_Task description_
Could each entry be returned exactly as it appears?

++++ Data extracts

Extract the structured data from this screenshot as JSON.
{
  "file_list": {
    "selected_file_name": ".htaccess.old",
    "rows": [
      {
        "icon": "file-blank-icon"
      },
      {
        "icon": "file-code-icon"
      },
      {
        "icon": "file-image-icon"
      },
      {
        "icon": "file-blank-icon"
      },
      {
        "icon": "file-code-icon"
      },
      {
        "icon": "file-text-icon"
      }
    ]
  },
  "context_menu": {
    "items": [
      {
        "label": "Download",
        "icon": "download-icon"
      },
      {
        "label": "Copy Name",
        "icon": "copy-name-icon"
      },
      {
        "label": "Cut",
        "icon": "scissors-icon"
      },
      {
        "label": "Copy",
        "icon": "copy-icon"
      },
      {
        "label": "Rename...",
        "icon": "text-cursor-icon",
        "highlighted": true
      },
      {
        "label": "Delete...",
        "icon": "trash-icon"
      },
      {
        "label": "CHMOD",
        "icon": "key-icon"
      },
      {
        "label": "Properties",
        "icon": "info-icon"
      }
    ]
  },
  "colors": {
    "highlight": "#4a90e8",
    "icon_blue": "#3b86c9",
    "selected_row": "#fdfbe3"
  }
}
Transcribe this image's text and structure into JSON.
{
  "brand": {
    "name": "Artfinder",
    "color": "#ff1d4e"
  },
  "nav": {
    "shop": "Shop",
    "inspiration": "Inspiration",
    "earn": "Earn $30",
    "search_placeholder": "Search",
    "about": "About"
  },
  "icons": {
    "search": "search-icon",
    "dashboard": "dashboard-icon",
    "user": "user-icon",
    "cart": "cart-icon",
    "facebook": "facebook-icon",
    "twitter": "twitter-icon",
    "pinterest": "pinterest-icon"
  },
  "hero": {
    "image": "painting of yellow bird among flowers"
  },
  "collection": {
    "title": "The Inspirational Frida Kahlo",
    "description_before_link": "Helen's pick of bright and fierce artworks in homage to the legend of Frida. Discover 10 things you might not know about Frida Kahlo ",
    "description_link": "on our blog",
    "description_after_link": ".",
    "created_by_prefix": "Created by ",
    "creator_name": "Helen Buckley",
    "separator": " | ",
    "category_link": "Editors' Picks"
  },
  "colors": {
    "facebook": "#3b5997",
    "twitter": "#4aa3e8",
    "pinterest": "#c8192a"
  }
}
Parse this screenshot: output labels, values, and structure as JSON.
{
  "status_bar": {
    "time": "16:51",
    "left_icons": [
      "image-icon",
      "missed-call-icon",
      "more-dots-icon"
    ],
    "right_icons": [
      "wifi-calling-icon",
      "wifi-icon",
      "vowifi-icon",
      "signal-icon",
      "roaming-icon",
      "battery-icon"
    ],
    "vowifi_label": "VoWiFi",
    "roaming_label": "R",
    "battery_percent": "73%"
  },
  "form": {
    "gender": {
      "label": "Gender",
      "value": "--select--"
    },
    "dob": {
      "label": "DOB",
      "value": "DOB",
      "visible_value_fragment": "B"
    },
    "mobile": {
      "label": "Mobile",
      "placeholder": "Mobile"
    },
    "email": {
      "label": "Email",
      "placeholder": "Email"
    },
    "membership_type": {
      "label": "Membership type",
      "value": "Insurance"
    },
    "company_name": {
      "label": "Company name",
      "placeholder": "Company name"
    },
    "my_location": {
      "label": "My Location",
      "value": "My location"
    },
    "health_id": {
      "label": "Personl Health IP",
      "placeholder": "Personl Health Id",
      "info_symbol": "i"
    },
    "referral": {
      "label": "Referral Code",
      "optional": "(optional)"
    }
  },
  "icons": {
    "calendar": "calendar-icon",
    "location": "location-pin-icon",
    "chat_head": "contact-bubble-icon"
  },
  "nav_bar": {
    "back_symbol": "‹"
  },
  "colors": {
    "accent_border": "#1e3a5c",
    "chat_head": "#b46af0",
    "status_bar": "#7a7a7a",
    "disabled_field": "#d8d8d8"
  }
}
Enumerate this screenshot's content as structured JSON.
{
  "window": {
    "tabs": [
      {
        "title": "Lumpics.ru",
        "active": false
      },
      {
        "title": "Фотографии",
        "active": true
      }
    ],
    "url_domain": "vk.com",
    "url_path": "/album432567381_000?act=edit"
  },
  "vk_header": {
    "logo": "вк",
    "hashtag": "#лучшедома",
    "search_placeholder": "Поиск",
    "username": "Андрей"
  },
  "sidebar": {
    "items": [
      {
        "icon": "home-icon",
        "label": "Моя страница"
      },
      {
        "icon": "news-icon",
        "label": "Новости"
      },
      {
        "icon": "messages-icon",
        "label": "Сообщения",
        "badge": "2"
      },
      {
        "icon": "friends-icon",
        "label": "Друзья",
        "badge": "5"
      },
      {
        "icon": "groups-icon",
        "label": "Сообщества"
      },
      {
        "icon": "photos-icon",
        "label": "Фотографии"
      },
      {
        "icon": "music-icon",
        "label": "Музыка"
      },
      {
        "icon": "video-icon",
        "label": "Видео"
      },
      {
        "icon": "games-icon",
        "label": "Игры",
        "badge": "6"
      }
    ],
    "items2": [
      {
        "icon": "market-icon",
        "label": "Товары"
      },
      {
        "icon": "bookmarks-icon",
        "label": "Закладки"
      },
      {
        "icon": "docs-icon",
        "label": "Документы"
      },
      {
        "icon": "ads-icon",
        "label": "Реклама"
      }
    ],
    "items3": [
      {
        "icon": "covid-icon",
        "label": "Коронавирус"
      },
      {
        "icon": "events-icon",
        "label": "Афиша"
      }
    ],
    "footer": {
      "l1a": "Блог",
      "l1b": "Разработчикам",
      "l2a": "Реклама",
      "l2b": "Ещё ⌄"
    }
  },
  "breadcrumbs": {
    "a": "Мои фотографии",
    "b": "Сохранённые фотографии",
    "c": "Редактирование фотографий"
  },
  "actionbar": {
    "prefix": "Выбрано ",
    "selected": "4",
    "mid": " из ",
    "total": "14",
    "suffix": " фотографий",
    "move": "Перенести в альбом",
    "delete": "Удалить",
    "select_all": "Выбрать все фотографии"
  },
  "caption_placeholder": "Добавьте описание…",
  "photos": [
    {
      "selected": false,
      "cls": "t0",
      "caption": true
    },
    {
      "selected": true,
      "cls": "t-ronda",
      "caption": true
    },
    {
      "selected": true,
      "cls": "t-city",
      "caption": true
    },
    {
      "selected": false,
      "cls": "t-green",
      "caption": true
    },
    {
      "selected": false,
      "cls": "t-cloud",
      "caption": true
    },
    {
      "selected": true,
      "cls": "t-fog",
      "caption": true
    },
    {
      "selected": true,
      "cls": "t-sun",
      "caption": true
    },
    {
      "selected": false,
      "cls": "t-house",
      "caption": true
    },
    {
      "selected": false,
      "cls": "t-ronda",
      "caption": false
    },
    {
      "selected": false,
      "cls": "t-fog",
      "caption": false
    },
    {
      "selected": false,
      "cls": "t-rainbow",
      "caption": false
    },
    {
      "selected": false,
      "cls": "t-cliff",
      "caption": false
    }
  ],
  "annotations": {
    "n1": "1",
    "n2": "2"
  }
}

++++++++

_Answer box_
Extract the structured data from this screenshot as JSON.
{
  "file_list": {
    "selected_file_name": ".htaccess.old",
    "rows": [
      {
        "icon": "file-blank-icon"
      },
      {
        "icon": "file-code-icon"
      },
      {
        "icon": "file-image-icon"
      },
      {
        "icon": "file-blank-icon"
      },
      {
        "icon": "file-code-icon"
      },
      {
        "icon": "file-text-icon"
      }
    ]
  },
  "context_menu": {
    "items": [
      {
        "label": "Download",
        "icon": "download-icon"
      },
      {
        "label": "Copy Name",
        "icon": "copy-name-icon"
      },
      {
        "label": "Cut",
        "icon": "scissors-icon"
      },
      {
        "label": "Copy",
        "icon": "copy-icon"
      },
      {
        "label": "Rename...",
        "icon": "text-cursor-icon",
        "highlighted": true
      },
      {
        "label": "Delete...",
        "icon": "trash-icon"
      },
      {
        "label": "CHMOD",
        "icon": "key-icon"
      },
      {
        "label": "Properties",
        "icon": "info-icon"
      }
    ]
  },
  "colors": {
    "highlight": "#4a90e8",
    "icon_blue": "#3b86c9",
    "selected_row": "#fdfbe3"
  }
}
Transcribe this image's text and structure into JSON.
{
  "brand": {
    "name": "Artfinder",
    "color": "#ff1d4e"
  },
  "nav": {
    "shop": "Shop",
    "inspiration": "Inspiration",
    "earn": "Earn $30",
    "search_placeholder": "Search",
    "about": "About"
  },
  "icons": {
    "search": "search-icon",
    "dashboard": "dashboard-icon",
    "user": "user-icon",
    "cart": "cart-icon",
    "facebook": "facebook-icon",
    "twitter": "twitter-icon",
    "pinterest": "pinterest-icon"
  },
  "hero": {
    "image": "painting of yellow bird among flowers"
  },
  "collection": {
    "title": "The Inspirational Frida Kahlo",
    "description_before_link": "Helen's pick of bright and fierce artworks in homage to the legend of Frida. Discover 10 things you might not know about Frida Kahlo ",
    "description_link": "on our blog",
    "description_after_link": ".",
    "created_by_prefix": "Created by ",
    "creator_name": "Helen Buckley",
    "separator": " | ",
    "category_link": "Editors' Picks"
  },
  "colors": {
    "facebook": "#3b5997",
    "twitter": "#4aa3e8",
    "pinterest": "#c8192a"
  }
}
Parse this screenshot: output labels, values, and structure as JSON.
{
  "status_bar": {
    "time": "16:51",
    "left_icons": [
      "image-icon",
      "missed-call-icon",
      "more-dots-icon"
    ],
    "right_icons": [
      "wifi-calling-icon",
      "wifi-icon",
      "vowifi-icon",
      "signal-icon",
      "roaming-icon",
      "battery-icon"
    ],
    "vowifi_label": "VoWiFi",
    "roaming_label": "R",
    "battery_percent": "73%"
  },
  "form": {
    "gender": {
      "label": "Gender",
      "value": "--select--"
    },
    "dob": {
      "label": "DOB",
      "value": "DOB",
      "visible_value_fragment": "B"
    },
    "mobile": {
      "label": "Mobile",
      "placeholder": "Mobile"
    },
    "email": {
      "label": "Email",
      "placeholder": "Email"
    },
    "membership_type": {
      "label": "Membership type",
      "value": "Insurance"
    },
    "company_name": {
      "label": "Company name",
      "placeholder": "Company name"
    },
    "my_location": {
      "label": "My Location",
      "value": "My location"
    },
    "health_id": {
      "label": "Personl Health IP",
      "placeholder": "Personl Health Id",
      "info_symbol": "i"
    },
    "referral": {
      "label": "Referral Code",
      "optional": "(optional)"
    }
  },
  "icons": {
    "calendar": "calendar-icon",
    "location": "location-pin-icon",
    "chat_head": "contact-bubble-icon"
  },
  "nav_bar": {
    "back_symbol": "‹"
  },
  "colors": {
    "accent_border": "#1e3a5c",
    "chat_head": "#b46af0",
    "status_bar": "#7a7a7a",
    "disabled_field": "#d8d8d8"
  }
}
Enumerate this screenshot's content as structured JSON.
{
  "window": {
    "tabs": [
      {
        "title": "Lumpics.ru",
        "active": false
      },
      {
        "title": "Фотографии",
        "active": true
      }
    ],
    "url_domain": "vk.com",
    "url_path": "/album432567381_000?act=edit"
  },
  "vk_header": {
    "logo": "вк",
    "hashtag": "#лучшедома",
    "search_placeholder": "Поиск",
    "username": "Андрей"
  },
  "sidebar": {
    "items": [
      {
        "icon": "home-icon",
        "label": "Моя страница"
      },
      {
        "icon": "news-icon",
        "label": "Новости"
      },
      {
        "icon": "messages-icon",
        "label": "Сообщения",
        "badge": "2"
      },
      {
        "icon": "friends-icon",
        "label": "Друзья",
        "badge": "5"
      },
      {
        "icon": "groups-icon",
        "label": "Сообщества"
      },
      {
        "icon": "photos-icon",
        "label": "Фотографии"
      },
      {
        "icon": "music-icon",
        "label": "Музыка"
      },
      {
        "icon": "video-icon",
        "label": "Видео"
      },
      {
        "icon": "games-icon",
        "label": "Игры",
        "badge": "6"
      }
    ],
    "items2": [
      {
        "icon": "market-icon",
        "label": "Товары"
      },
      {
        "icon": "bookmarks-icon",
        "label": "Закладки"
      },
      {
        "icon": "docs-icon",
        "label": "Документы"
      },
      {
        "icon": "ads-icon",
        "label": "Реклама"
      }
    ],
    "items3": [
      {
        "icon": "covid-icon",
        "label": "Коронавирус"
      },
      {
        "icon": "events-icon",
        "label": "Афиша"
      }
    ],
    "footer": {
      "l1a": "Блог",
      "l1b": "Разработчикам",
      "l2a": "Реклама",
      "l2b": "Ещё ⌄"
    }
  },
  "breadcrumbs": {
    "a": "Мои фотографии",
    "b": "Сохранённые фотографии",
    "c": "Редактирование фотографий"
  },
  "actionbar": {
    "prefix": "Выбрано ",
    "selected": "4",
    "mid": " из ",
    "total": "14",
    "suffix": " фотографий",
    "move": "Перенести в альбом",
    "delete": "Удалить",
    "select_all": "Выбрать все фотографии"
  },
  "caption_placeholder": "Добавьте описание…",
  "photos": [
    {
      "selected": false,
      "cls": "t0",
      "caption": true
    },
    {
      "selected": true,
      "cls": "t-ronda",
      "caption": true
    },
    {
      "selected": true,
      "cls": "t-city",
      "caption": true
    },
    {
      "selected": false,
      "cls": "t-green",
      "caption": true
    },
    {
      "selected": false,
      "cls": "t-cloud",
      "caption": true
    },
    {
      "selected": true,
      "cls": "t-fog",
      "caption": true
    },
    {
      "selected": true,
      "cls": "t-sun",
      "caption": true
    },
    {
      "selected": false,
      "cls": "t-house",
      "caption": true
    },
    {
      "selected": false,
      "cls": "t-ronda",
      "caption": false
    },
    {
      "selected": false,
      "cls": "t-fog",
      "caption": false
    },
    {
      "selected": false,
      "cls": "t-rainbow",
      "caption": false
    },
    {
      "selected": false,
      "cls": "t-cliff",
      "caption": false
    }
  ],
  "annotations": {
    "n1": "1",
    "n2": "2"
  }
}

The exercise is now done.